Page and application data records:
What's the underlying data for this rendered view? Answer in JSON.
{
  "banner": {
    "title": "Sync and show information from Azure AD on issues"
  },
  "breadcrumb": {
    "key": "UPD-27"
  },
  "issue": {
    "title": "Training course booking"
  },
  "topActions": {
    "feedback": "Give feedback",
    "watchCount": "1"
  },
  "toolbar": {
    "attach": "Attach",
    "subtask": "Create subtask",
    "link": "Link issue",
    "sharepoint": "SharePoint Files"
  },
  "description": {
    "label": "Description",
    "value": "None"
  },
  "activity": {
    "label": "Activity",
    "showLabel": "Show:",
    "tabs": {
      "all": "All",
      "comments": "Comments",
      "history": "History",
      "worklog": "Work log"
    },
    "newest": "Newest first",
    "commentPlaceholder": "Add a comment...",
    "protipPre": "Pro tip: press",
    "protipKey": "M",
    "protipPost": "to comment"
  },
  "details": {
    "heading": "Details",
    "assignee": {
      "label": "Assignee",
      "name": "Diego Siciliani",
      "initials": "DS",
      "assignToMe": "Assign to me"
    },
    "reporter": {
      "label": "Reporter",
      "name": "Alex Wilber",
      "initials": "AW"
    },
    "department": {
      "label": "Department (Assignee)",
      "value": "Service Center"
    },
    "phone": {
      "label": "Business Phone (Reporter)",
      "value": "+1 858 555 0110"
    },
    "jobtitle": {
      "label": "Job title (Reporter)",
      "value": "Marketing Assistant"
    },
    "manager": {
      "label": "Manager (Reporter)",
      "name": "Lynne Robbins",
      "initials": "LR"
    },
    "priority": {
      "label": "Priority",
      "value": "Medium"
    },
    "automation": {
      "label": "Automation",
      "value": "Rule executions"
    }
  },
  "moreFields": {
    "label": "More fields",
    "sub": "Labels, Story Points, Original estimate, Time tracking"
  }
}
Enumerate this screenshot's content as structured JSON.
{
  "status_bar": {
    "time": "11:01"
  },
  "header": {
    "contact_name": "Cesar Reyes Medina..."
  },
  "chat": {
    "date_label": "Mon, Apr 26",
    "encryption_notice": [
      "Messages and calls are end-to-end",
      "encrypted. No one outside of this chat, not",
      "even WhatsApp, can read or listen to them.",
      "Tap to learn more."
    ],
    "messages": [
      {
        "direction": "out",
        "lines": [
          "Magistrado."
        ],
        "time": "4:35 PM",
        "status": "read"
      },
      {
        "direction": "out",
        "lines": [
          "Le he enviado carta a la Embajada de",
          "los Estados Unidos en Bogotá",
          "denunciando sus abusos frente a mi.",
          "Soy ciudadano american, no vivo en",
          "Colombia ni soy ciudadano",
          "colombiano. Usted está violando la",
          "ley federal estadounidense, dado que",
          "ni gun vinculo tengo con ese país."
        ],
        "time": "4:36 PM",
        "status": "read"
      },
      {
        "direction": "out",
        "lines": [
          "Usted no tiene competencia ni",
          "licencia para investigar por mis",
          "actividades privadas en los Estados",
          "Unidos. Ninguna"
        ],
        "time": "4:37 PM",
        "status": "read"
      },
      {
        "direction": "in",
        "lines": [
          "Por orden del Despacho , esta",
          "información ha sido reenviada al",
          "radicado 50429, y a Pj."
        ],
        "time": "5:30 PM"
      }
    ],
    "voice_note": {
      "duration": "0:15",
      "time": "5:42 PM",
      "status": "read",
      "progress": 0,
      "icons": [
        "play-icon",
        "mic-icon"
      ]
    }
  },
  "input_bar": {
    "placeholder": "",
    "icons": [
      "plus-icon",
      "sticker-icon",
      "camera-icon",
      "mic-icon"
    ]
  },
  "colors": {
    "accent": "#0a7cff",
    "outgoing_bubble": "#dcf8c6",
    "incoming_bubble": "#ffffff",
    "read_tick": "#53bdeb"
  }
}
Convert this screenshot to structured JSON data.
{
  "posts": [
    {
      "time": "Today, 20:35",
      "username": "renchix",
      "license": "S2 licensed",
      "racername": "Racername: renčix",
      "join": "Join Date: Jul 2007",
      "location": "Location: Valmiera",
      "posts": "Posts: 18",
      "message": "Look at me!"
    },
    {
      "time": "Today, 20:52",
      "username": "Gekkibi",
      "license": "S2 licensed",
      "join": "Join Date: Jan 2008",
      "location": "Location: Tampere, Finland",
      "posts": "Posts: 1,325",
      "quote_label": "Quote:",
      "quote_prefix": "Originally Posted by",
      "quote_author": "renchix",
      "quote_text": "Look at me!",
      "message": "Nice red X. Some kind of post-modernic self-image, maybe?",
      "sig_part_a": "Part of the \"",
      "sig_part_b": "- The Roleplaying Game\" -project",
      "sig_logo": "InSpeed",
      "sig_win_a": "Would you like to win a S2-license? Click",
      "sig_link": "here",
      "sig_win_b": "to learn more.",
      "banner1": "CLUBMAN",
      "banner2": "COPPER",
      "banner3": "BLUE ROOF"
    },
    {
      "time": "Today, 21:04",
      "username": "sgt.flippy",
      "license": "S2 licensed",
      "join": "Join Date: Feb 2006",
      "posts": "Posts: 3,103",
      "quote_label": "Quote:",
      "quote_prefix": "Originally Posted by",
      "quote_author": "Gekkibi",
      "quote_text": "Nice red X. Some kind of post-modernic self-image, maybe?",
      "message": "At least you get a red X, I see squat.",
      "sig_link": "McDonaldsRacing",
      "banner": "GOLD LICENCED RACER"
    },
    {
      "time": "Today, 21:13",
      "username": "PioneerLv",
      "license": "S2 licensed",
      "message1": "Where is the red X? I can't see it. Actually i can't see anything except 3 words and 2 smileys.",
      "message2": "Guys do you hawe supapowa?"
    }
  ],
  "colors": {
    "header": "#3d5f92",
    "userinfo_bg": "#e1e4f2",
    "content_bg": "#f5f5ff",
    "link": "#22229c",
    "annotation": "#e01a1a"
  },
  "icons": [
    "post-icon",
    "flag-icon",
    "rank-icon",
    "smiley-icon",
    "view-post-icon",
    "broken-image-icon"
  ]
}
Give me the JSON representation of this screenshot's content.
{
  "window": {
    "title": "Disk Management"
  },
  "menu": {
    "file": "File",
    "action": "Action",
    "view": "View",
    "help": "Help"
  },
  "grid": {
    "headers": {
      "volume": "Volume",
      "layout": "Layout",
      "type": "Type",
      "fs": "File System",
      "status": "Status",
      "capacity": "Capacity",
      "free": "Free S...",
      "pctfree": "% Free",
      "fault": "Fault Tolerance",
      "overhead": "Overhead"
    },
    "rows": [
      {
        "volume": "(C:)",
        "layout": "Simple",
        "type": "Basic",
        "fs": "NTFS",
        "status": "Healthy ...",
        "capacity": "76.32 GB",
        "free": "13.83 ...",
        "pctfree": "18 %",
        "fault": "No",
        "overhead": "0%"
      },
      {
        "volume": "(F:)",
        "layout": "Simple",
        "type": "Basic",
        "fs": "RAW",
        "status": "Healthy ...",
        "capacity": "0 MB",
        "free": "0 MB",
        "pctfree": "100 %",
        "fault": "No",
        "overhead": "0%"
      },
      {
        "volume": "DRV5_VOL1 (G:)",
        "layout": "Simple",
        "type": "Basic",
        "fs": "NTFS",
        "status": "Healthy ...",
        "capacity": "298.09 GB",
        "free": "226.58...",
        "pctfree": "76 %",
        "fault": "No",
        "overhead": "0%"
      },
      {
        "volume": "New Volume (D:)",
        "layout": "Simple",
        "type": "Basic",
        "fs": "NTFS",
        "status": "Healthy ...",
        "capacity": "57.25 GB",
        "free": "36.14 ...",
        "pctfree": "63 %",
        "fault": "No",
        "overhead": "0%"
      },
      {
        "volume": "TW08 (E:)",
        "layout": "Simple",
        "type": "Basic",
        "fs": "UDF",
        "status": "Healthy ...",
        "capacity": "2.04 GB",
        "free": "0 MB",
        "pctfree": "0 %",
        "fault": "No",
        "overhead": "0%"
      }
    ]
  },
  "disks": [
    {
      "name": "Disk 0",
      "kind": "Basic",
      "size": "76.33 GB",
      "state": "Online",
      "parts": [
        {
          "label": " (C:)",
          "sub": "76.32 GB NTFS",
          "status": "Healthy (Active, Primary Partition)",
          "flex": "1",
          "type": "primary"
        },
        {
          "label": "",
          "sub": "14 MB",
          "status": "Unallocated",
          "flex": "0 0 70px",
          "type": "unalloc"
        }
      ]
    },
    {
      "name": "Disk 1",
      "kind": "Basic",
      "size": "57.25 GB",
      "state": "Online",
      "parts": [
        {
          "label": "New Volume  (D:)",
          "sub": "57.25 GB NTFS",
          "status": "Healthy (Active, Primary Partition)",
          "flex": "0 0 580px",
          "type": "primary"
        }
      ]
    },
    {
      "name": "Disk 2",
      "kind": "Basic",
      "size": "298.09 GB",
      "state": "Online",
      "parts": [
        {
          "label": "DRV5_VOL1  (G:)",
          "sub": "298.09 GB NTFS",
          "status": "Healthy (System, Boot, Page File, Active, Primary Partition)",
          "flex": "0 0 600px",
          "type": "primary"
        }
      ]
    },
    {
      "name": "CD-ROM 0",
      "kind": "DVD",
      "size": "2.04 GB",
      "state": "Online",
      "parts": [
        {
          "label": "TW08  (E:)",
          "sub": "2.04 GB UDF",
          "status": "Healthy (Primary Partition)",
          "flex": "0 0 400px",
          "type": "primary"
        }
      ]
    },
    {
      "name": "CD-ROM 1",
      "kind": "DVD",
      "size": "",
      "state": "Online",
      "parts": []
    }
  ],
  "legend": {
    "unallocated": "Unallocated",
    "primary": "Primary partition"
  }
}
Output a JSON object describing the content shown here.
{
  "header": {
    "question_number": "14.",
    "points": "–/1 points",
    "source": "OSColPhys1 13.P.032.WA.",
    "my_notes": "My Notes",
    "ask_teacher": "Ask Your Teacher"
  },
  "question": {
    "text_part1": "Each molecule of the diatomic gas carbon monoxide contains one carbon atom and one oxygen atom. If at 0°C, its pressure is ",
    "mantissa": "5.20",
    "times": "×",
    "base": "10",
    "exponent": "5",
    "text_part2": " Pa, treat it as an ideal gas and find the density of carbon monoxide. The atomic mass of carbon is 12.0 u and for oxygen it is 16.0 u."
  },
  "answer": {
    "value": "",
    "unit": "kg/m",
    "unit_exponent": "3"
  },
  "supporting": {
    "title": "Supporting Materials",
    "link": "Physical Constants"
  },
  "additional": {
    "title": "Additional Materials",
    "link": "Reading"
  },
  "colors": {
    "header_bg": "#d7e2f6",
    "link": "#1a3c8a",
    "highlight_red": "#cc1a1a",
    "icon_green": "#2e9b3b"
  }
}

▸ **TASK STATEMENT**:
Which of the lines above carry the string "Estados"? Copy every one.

▸ **ANSWER FOR THE TASK**:
          "los Estados Unidos en Bogotá",
          "actividades privadas en los Estados",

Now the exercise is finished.